WORKING DATA —
----

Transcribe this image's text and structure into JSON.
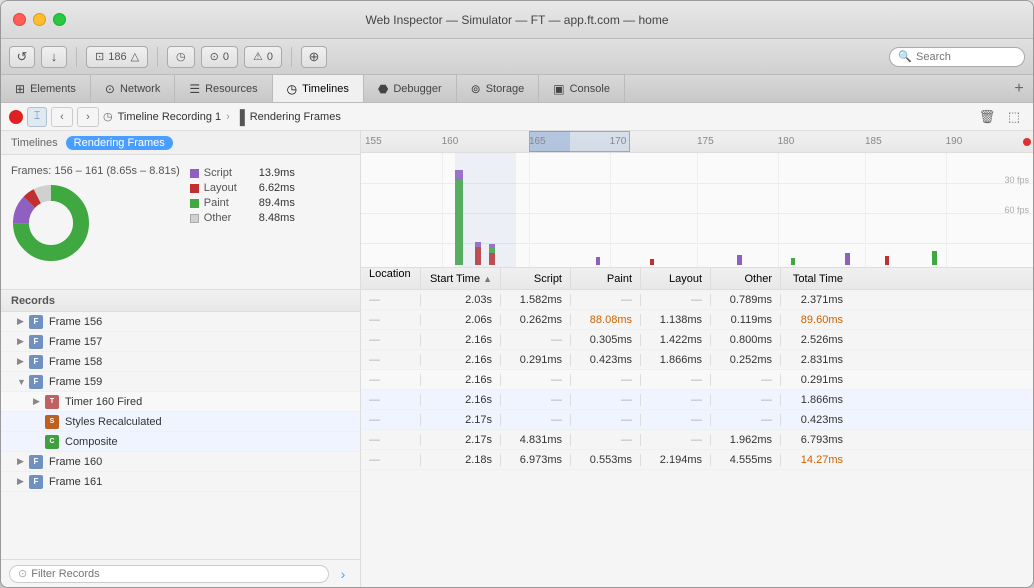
{
  "window": {
    "title": "Web Inspector — Simulator — FT — app.ft.com — home"
  },
  "toolbar": {
    "badge_count": "186",
    "badge_errors": "0",
    "badge_warnings": "0",
    "badge_logs": "0",
    "search_placeholder": "Search"
  },
  "tabs": [
    {
      "id": "elements",
      "label": "Elements",
      "icon": "⊞"
    },
    {
      "id": "network",
      "label": "Network",
      "icon": "⊙"
    },
    {
      "id": "resources",
      "label": "Resources",
      "icon": "☰"
    },
    {
      "id": "timelines",
      "label": "Timelines",
      "icon": "◷",
      "active": true
    },
    {
      "id": "debugger",
      "label": "Debugger",
      "icon": "⬣"
    },
    {
      "id": "storage",
      "label": "Storage",
      "icon": "⊚"
    },
    {
      "id": "console",
      "label": "Console",
      "icon": "▣"
    }
  ],
  "sub_toolbar": {
    "recording_label": "Timeline Recording 1",
    "view_label": "Rendering Frames"
  },
  "left_panel": {
    "tabs": [
      {
        "id": "timelines",
        "label": "Timelines"
      },
      {
        "id": "rendering_frames",
        "label": "Rendering Frames",
        "active": true
      }
    ],
    "chart_title": "Frames: 156 – 161 (8.65s – 8.81s)",
    "legend": [
      {
        "label": "Script",
        "value": "13.9ms",
        "color": "#9060c0"
      },
      {
        "label": "Layout",
        "value": "6.62ms",
        "color": "#c03030"
      },
      {
        "label": "Paint",
        "value": "89.4ms",
        "color": "#40a840"
      },
      {
        "label": "Other",
        "value": "8.48ms",
        "color": "#d0d0d0"
      }
    ]
  },
  "records_header": {
    "col_records": "Records",
    "col_location": "Location",
    "col_starttime": "Start Time",
    "col_script": "Script",
    "col_paint": "Paint",
    "col_layout": "Layout",
    "col_other": "Other",
    "col_totaltime": "Total Time"
  },
  "records": [
    {
      "id": "frame156",
      "name": "Frame 156",
      "indent": 0,
      "expanded": false,
      "badge": "F",
      "badge_class": "badge-frame",
      "location": "—",
      "start_time": "2.03s",
      "script": "1.582ms",
      "paint": "—",
      "layout": "—",
      "other": "0.789ms",
      "total_time": "2.371ms"
    },
    {
      "id": "frame157",
      "name": "Frame 157",
      "indent": 0,
      "expanded": false,
      "badge": "F",
      "badge_class": "badge-frame",
      "location": "—",
      "start_time": "2.06s",
      "script": "0.262ms",
      "paint": "88.08ms",
      "layout": "1.138ms",
      "other": "0.119ms",
      "total_time": "89.60ms"
    },
    {
      "id": "frame158",
      "name": "Frame 158",
      "indent": 0,
      "expanded": false,
      "badge": "F",
      "badge_class": "badge-frame",
      "location": "—",
      "start_time": "2.16s",
      "script": "—",
      "paint": "0.305ms",
      "layout": "1.422ms",
      "other": "0.800ms",
      "total_time": "2.526ms"
    },
    {
      "id": "frame159",
      "name": "Frame 159",
      "indent": 0,
      "expanded": true,
      "badge": "F",
      "badge_class": "badge-frame",
      "location": "—",
      "start_time": "2.16s",
      "script": "0.291ms",
      "paint": "0.423ms",
      "layout": "1.866ms",
      "other": "0.252ms",
      "total_time": "2.831ms"
    },
    {
      "id": "timer160",
      "name": "Timer 160 Fired",
      "indent": 1,
      "expanded": false,
      "badge": "T",
      "badge_class": "badge-timer",
      "location": "—",
      "start_time": "2.16s",
      "script": "—",
      "paint": "—",
      "layout": "—",
      "other": "—",
      "total_time": "0.291ms"
    },
    {
      "id": "styles",
      "name": "Styles Recalculated",
      "indent": 1,
      "expanded": false,
      "badge": "S",
      "badge_class": "badge-styles",
      "location": "—",
      "start_time": "2.16s",
      "script": "—",
      "paint": "—",
      "layout": "—",
      "other": "—",
      "total_time": "1.866ms"
    },
    {
      "id": "composite",
      "name": "Composite",
      "indent": 1,
      "expanded": false,
      "badge": "C",
      "badge_class": "badge-composite",
      "location": "—",
      "start_time": "2.17s",
      "script": "—",
      "paint": "—",
      "layout": "—",
      "other": "—",
      "total_time": "0.423ms"
    },
    {
      "id": "frame160",
      "name": "Frame 160",
      "indent": 0,
      "expanded": false,
      "badge": "F",
      "badge_class": "badge-frame",
      "location": "—",
      "start_time": "2.17s",
      "script": "4.831ms",
      "paint": "—",
      "layout": "—",
      "other": "1.962ms",
      "total_time": "6.793ms"
    },
    {
      "id": "frame161",
      "name": "Frame 161",
      "indent": 0,
      "expanded": false,
      "badge": "F",
      "badge_class": "badge-frame",
      "location": "—",
      "start_time": "2.18s",
      "script": "6.973ms",
      "paint": "0.553ms",
      "layout": "2.194ms",
      "other": "4.555ms",
      "total_time": "14.27ms"
    }
  ],
  "filter": {
    "placeholder": "Filter Records"
  },
  "timeline": {
    "ruler_marks": [
      "155",
      "160",
      "165",
      "170",
      "175",
      "180",
      "185",
      "190"
    ],
    "fps_30": "30 fps",
    "fps_60": "60 fps"
  }
}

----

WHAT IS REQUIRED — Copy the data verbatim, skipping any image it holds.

TASK SOLUTION —
Transcribe this image's text and structure into JSON.
{
  "window": {
    "title": "Web Inspector — Simulator — FT — app.ft.com — home"
  },
  "toolbar": {
    "badge_count": "186",
    "badge_errors": "0",
    "badge_warnings": "0",
    "badge_logs": "0",
    "search_placeholder": "Search"
  },
  "tabs": [
    {
      "id": "elements",
      "label": "Elements",
      "icon": "⊞"
    },
    {
      "id": "network",
      "label": "Network",
      "icon": "⊙"
    },
    {
      "id": "resources",
      "label": "Resources",
      "icon": "☰"
    },
    {
      "id": "timelines",
      "label": "Timelines",
      "icon": "◷",
      "active": true
    },
    {
      "id": "debugger",
      "label": "Debugger",
      "icon": "⬣"
    },
    {
      "id": "storage",
      "label": "Storage",
      "icon": "⊚"
    },
    {
      "id": "console",
      "label": "Console",
      "icon": "▣"
    }
  ],
  "sub_toolbar": {
    "recording_label": "Timeline Recording 1",
    "view_label": "Rendering Frames"
  },
  "left_panel": {
    "tabs": [
      {
        "id": "timelines",
        "label": "Timelines"
      },
      {
        "id": "rendering_frames",
        "label": "Rendering Frames",
        "active": true
      }
    ],
    "chart_title": "Frames: 156 – 161 (8.65s – 8.81s)",
    "legend": [
      {
        "label": "Script",
        "value": "13.9ms",
        "color": "#9060c0"
      },
      {
        "label": "Layout",
        "value": "6.62ms",
        "color": "#c03030"
      },
      {
        "label": "Paint",
        "value": "89.4ms",
        "color": "#40a840"
      },
      {
        "label": "Other",
        "value": "8.48ms",
        "color": "#d0d0d0"
      }
    ]
  },
  "records_header": {
    "col_records": "Records",
    "col_location": "Location",
    "col_starttime": "Start Time",
    "col_script": "Script",
    "col_paint": "Paint",
    "col_layout": "Layout",
    "col_other": "Other",
    "col_totaltime": "Total Time"
  },
  "records": [
    {
      "id": "frame156",
      "name": "Frame 156",
      "indent": 0,
      "expanded": false,
      "badge": "F",
      "badge_class": "badge-frame",
      "location": "—",
      "start_time": "2.03s",
      "script": "1.582ms",
      "paint": "—",
      "layout": "—",
      "other": "0.789ms",
      "total_time": "2.371ms"
    },
    {
      "id": "frame157",
      "name": "Frame 157",
      "indent": 0,
      "expanded": false,
      "badge": "F",
      "badge_class": "badge-frame",
      "location": "—",
      "start_time": "2.06s",
      "script": "0.262ms",
      "paint": "88.08ms",
      "layout": "1.138ms",
      "other": "0.119ms",
      "total_time": "89.60ms"
    },
    {
      "id": "frame158",
      "name": "Frame 158",
      "indent": 0,
      "expanded": false,
      "badge": "F",
      "badge_class": "badge-frame",
      "location": "—",
      "start_time": "2.16s",
      "script": "—",
      "paint": "0.305ms",
      "layout": "1.422ms",
      "other": "0.800ms",
      "total_time": "2.526ms"
    },
    {
      "id": "frame159",
      "name": "Frame 159",
      "indent": 0,
      "expanded": true,
      "badge": "F",
      "badge_class": "badge-frame",
      "location": "—",
      "start_time": "2.16s",
      "script": "0.291ms",
      "paint": "0.423ms",
      "layout": "1.866ms",
      "other": "0.252ms",
      "total_time": "2.831ms"
    },
    {
      "id": "timer160",
      "name": "Timer 160 Fired",
      "indent": 1,
      "expanded": false,
      "badge": "T",
      "badge_class": "badge-timer",
      "location": "—",
      "start_time": "2.16s",
      "script": "—",
      "paint": "—",
      "layout": "—",
      "other": "—",
      "total_time": "0.291ms"
    },
    {
      "id": "styles",
      "name": "Styles Recalculated",
      "indent": 1,
      "expanded": false,
      "badge": "S",
      "badge_class": "badge-styles",
      "location": "—",
      "start_time": "2.16s",
      "script": "—",
      "paint": "—",
      "layout": "—",
      "other": "—",
      "total_time": "1.866ms"
    },
    {
      "id": "composite",
      "name": "Composite",
      "indent": 1,
      "expanded": false,
      "badge": "C",
      "badge_class": "badge-composite",
      "location": "—",
      "start_time": "2.17s",
      "script": "—",
      "paint": "—",
      "layout": "—",
      "other": "—",
      "total_time": "0.423ms"
    },
    {
      "id": "frame160",
      "name": "Frame 160",
      "indent": 0,
      "expanded": false,
      "badge": "F",
      "badge_class": "badge-frame",
      "location": "—",
      "start_time": "2.17s",
      "script": "4.831ms",
      "paint": "—",
      "layout": "—",
      "other": "1.962ms",
      "total_time": "6.793ms"
    },
    {
      "id": "frame161",
      "name": "Frame 161",
      "indent": 0,
      "expanded": false,
      "badge": "F",
      "badge_class": "badge-frame",
      "location": "—",
      "start_time": "2.18s",
      "script": "6.973ms",
      "paint": "0.553ms",
      "layout": "2.194ms",
      "other": "4.555ms",
      "total_time": "14.27ms"
    }
  ],
  "filter": {
    "placeholder": "Filter Records"
  },
  "timeline": {
    "ruler_marks": [
      "155",
      "160",
      "165",
      "170",
      "175",
      "180",
      "185",
      "190"
    ],
    "fps_30": "30 fps",
    "fps_60": "60 fps"
  }
}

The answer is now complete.